Implementation of Mass Cytometry as a Tool for Mechanism of Action Studies in Inflammatory Bowel Disease
Tyler, C.J., Pérez-Jeldres, T., Ehinger, E. et al.
Novel therapeutics for inflammatory bowel disease (IBD) are under development, yet mechanistic readouts at the tissue level are lacking. Techniques to assess intestinal immune composition could represent a valuable tool for mechanism of action (MOA) studies of novel drugs. Mass cytometry enables analysis of intestinal inflammatory cell infiltrate and corresponding molecular fingerprints with unprecedented resolution.
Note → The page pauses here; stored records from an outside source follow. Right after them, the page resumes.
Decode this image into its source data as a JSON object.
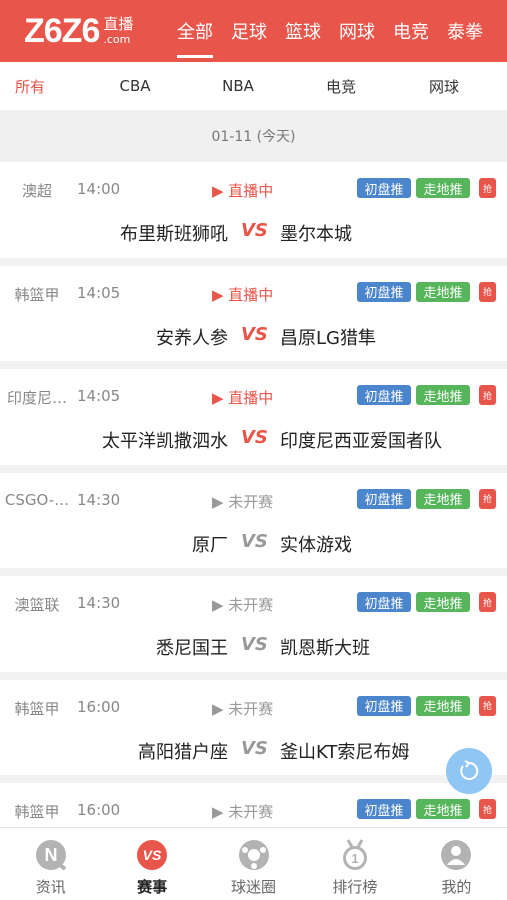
{
  "header": {
    "logo_main": "Z6Z6",
    "logo_sub_top": "直播",
    "logo_sub_bottom": ".com",
    "tabs": [
      {
        "label": "全部",
        "active": true
      },
      {
        "label": "足球",
        "active": false
      },
      {
        "label": "篮球",
        "active": false
      },
      {
        "label": "网球",
        "active": false
      },
      {
        "label": "电竞",
        "active": false
      },
      {
        "label": "泰拳",
        "active": false
      }
    ]
  },
  "subnav": {
    "items": [
      "所有",
      "CBA",
      "NBA",
      "电竞",
      "网球"
    ]
  },
  "date_label": "01-11 (今天)",
  "tags": {
    "blue": "初盘推",
    "green": "走地推",
    "red": "抢"
  },
  "matches": [
    {
      "league": "澳超",
      "time": "14:00",
      "status": "▶ 直播中",
      "status_type": "live",
      "home": "布里斯班狮吼",
      "vs": "VS",
      "away": "墨尔本城"
    },
    {
      "league": "韩篮甲",
      "time": "14:05",
      "status": "▶ 直播中",
      "status_type": "live",
      "home": "安养人参",
      "vs": "VS",
      "away": "昌原LG猎隼"
    },
    {
      "league": "印度尼…",
      "time": "14:05",
      "status": "▶ 直播中",
      "status_type": "live",
      "home": "太平洋凯撒泗水",
      "vs": "VS",
      "away": "印度尼西亚爱国者队"
    },
    {
      "league": "CSGO-…",
      "time": "14:30",
      "status": "▶ 未开赛",
      "status_type": "pending",
      "home": "原厂",
      "vs": "VS",
      "away": "实体游戏"
    },
    {
      "league": "澳篮联",
      "time": "14:30",
      "status": "▶ 未开赛",
      "status_type": "pending",
      "home": "悉尼国王",
      "vs": "VS",
      "away": "凯恩斯大班"
    },
    {
      "league": "韩篮甲",
      "time": "16:00",
      "status": "▶ 未开赛",
      "status_type": "pending",
      "home": "高阳猎户座",
      "vs": "VS",
      "away": "釜山KT索尼布姆"
    },
    {
      "league": "韩篮甲",
      "time": "16:00",
      "status": "▶ 未开赛",
      "status_type": "pending",
      "home": "",
      "vs": "",
      "away": ""
    }
  ],
  "tabbar": {
    "items": [
      {
        "label": "资讯",
        "icon": "news-icon",
        "active": false
      },
      {
        "label": "赛事",
        "icon": "vs-icon",
        "active": true
      },
      {
        "label": "球迷圈",
        "icon": "ball-icon",
        "active": false
      },
      {
        "label": "排行榜",
        "icon": "ranking-medal-icon",
        "active": false
      },
      {
        "label": "我的",
        "icon": "user-icon",
        "active": false
      }
    ]
  },
  "colors": {
    "brand": "#e8554a",
    "blue_tag": "#4b86cc",
    "green_tag": "#57b55b",
    "refresh": "#8fc6f3"
  }
}
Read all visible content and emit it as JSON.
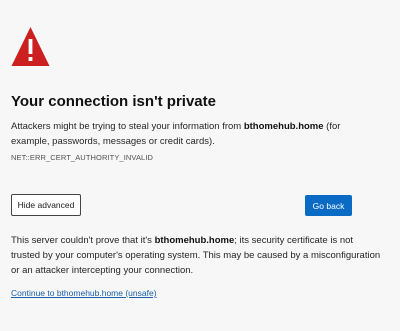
{
  "heading": "Your connection isn't private",
  "description": {
    "before": "Attackers might be trying to steal your information from ",
    "host": "bthomehub.home",
    "after": " (for example, passwords, messages or credit cards)."
  },
  "error_code": "NET::ERR_CERT_AUTHORITY_INVALID",
  "buttons": {
    "hide_advanced": "Hide advanced",
    "go_back": "Go back"
  },
  "advanced": {
    "before": "This server couldn't prove that it's ",
    "host": "bthomehub.home",
    "after": "; its security certificate is not trusted by your computer's operating system. This may be caused by a misconfiguration or an attacker intercepting your connection."
  },
  "proceed_link": "Continue to bthomehub.home (unsafe)",
  "icons": {
    "warning": "warning-triangle-icon"
  },
  "colors": {
    "warning": "#cc1f1f",
    "primary_button": "#0a6bc4",
    "link": "#1a5fa8",
    "background": "#f7f7f7"
  }
}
Here, we aimed to optimize the methodology for isolation and cryopreservation of cells from intestinal tissue to allow for the potential implementation of mass cytometry in MOA studies.
We investigated key technical issues, including minimal tissue requirements, cell isolation protocols, and cell storage, using intestinal biopsies and peripheral blood from healthy individuals. High-dimensional mass cytometry was employed for the analyses of biopsy-derived intestinal cellular subsets.
Dithiothreitol and mechanical dissociation decreased epithelial cell contamination and allowed for isolation of adequate cell numbers from 2 to 4 colonic or ileal biopsies (6 × 104±2 × 104) after a 20-minute collagenase digestion, allowing for reliable detection of most major immune cell subsets. Biopsies and antibody-labeled mononuclear cells could be cryopreserved for later processing and acquisition (viability > 70%; P < 0.05).
Mass cytometry represents a unique tool for deep immunophenotyping intestinal cell composition. This technique has the potential to facilitate analysis of drug actions at the target tissue by identifying specific cellular subsets and their molecular signatures. Its widespread implementation may impact not only IBD research but also other gastrointestinal conditions where inflammatory cells play a role in pathogenesis.
Tyler, C.J., Pérez-Jeldres, T., Ehinger, E. et al. "Implementation of Mass Cytometry as a Tool for Mechanism of Action Studies in Inflammatory Bowel Disease" Inflammatory Bowel Diseases (2018): 2,366–76